◆ What needs to be done:
Would you copy every line of the listing below that includes the word "icon"?

◆ Data extract:
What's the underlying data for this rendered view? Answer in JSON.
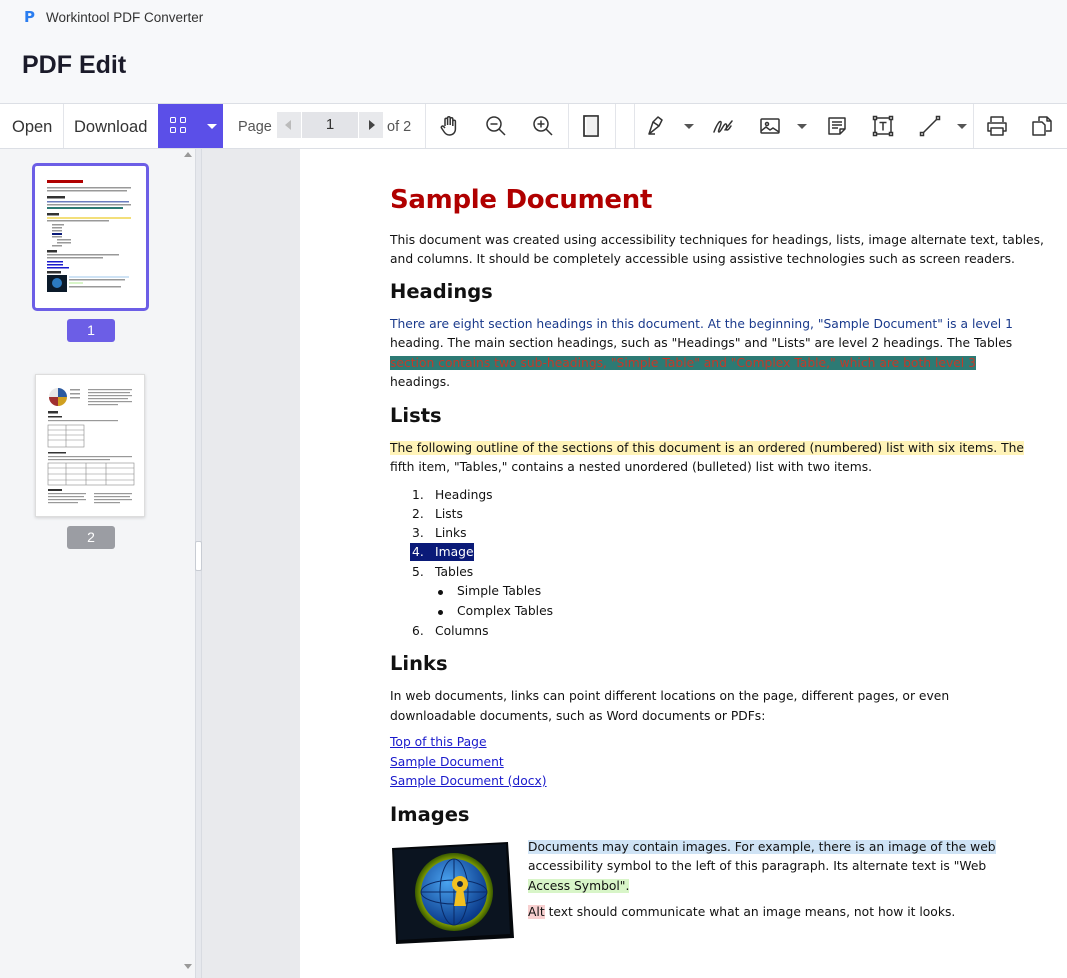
{
  "app": {
    "name": "Workintool PDF Converter",
    "logo_glyph": "P"
  },
  "header": {
    "title": "PDF Edit"
  },
  "toolbar": {
    "open_label": "Open",
    "download_label": "Download",
    "page_label": "Page",
    "current_page": "1",
    "of_label": "of 2",
    "tools": [
      "hand-icon",
      "zoom-out-icon",
      "zoom-in-icon",
      "fit-page-icon",
      "highlighter-icon",
      "signature-icon",
      "image-icon",
      "note-icon",
      "text-box-icon",
      "line-icon",
      "print-icon",
      "copy-icon"
    ]
  },
  "sidebar": {
    "pages": [
      {
        "number": "1",
        "selected": true
      },
      {
        "number": "2",
        "selected": false
      }
    ]
  },
  "document": {
    "title": "Sample Document",
    "intro": [
      "This document was created using accessibility techniques for headings, lists, image alternate text, tables,",
      "and columns. It should be completely accessible using assistive technologies such as screen readers."
    ],
    "headings_title": "Headings",
    "headings_p1": "There are eight section headings in this document. At the beginning, \"Sample Document\" is a level 1",
    "headings_p2": "heading. The main section headings, such as \"Headings\" and \"Lists\" are level 2 headings. The Tables",
    "headings_p3": "section contains two sub-headings, \"Simple Table\" and \"Complex Table,\" which are both level 3",
    "headings_p4": "headings.",
    "lists_title": "Lists",
    "lists_p1": "The following outline of the sections of this document is an ordered (numbered) list with six items. The",
    "lists_p2": "fifth item, \"Tables,\" contains a nested unordered (bulleted) list with two items.",
    "list_items": [
      {
        "num": "1.",
        "text": "Headings"
      },
      {
        "num": "2.",
        "text": "Lists"
      },
      {
        "num": "3.",
        "text": "Links"
      },
      {
        "num": "4.",
        "text": "Images"
      },
      {
        "num": "5.",
        "text": "Tables"
      },
      {
        "num": "6.",
        "text": "Columns"
      }
    ],
    "sub_items": [
      "Simple Tables",
      "Complex Tables"
    ],
    "links_title": "Links",
    "links_p1": "In web documents, links can point different locations on the page, different pages, or even",
    "links_p2": "downloadable documents, such as Word documents or PDFs:",
    "links": [
      "Top of this Page",
      "Sample Document",
      "Sample Document (docx)"
    ],
    "images_title": "Images",
    "images_p1a": "Documents may contain images. For example, there is an image of the web",
    "images_p2": "accessibility symbol to the left of this paragraph. Its alternate text is \"Web",
    "images_p3": "Access Symbol\".",
    "images_p4a": "Alt",
    "images_p4b": " text should communicate what an image means, not how it looks."
  },
  "colors": {
    "accent": "#5b4fe8",
    "title_red": "#b00000",
    "link_blue": "#1a1acc"
  }
}
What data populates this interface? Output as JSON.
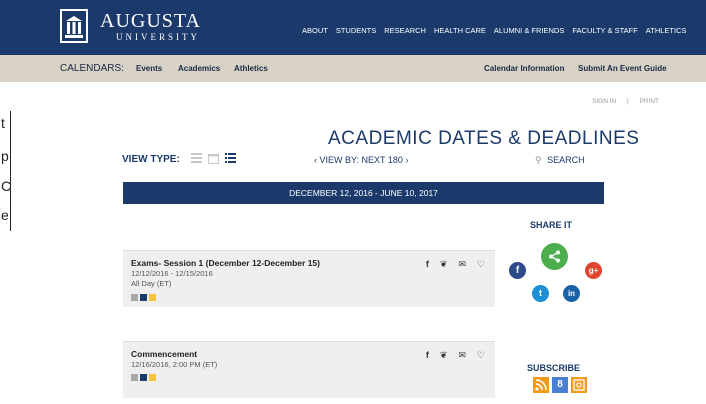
{
  "header": {
    "brand_name": "AUGUSTA",
    "brand_sub": "UNIVERSITY",
    "nav": [
      "ABOUT",
      "STUDENTS",
      "RESEARCH",
      "HEALTH CARE",
      "ALUMNI & FRIENDS",
      "FACULTY & STAFF",
      "ATHLETICS"
    ]
  },
  "subnav": {
    "label": "CALENDARS:",
    "left_items": [
      "Events",
      "Academics",
      "Athletics"
    ],
    "right_items": [
      "Calendar Information",
      "Submit An Event Guide"
    ]
  },
  "utility": {
    "signin": "SIGN IN",
    "separator": "|",
    "print": "PRINT"
  },
  "left_fragment": [
    "t",
    "p",
    "C",
    "e"
  ],
  "title": "ACADEMIC DATES & DEADLINES",
  "toolbar": {
    "view_type_label": "VIEW TYPE:",
    "view_by": "‹ VIEW BY: NEXT 180 ›",
    "search_label": "SEARCH"
  },
  "date_range": "DECEMBER 12, 2016 - JUNE 10, 2017",
  "events": [
    {
      "title": "Exams- Session 1 (December 12-December 15)",
      "dates": "12/12/2016 - 12/15/2016",
      "time": "All Day (ET)",
      "swatches": [
        "#a8a8a8",
        "#1b3a6b",
        "#f7c33a"
      ]
    },
    {
      "title": "Commencement",
      "dates": "12/16/2016, 2:00 PM (ET)",
      "time": "",
      "swatches": [
        "#a8a8a8",
        "#1b3a6b",
        "#f7c33a"
      ]
    }
  ],
  "share": {
    "title": "SHARE IT",
    "facebook": "f",
    "google": "g+",
    "twitter": "t",
    "linkedin": "in"
  },
  "subscribe": {
    "title": "SUBSCRIBE",
    "google": "8"
  },
  "colors": {
    "navy": "#1b3a6b",
    "tan": "#d7d2c5",
    "green": "#4cae4c",
    "facebook": "#2d4a8a",
    "google": "#e0452f",
    "twitter": "#1d8fd6",
    "linkedin": "#1a62a8",
    "rss": "#f39a1e"
  }
}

◆ Written answer:
      "hand-icon",
      "zoom-out-icon",
      "zoom-in-icon",
      "fit-page-icon",
      "highlighter-icon",
      "signature-icon",
      "image-icon",
      "note-icon",
      "text-box-icon",
      "line-icon",
      "print-icon",
      "copy-icon"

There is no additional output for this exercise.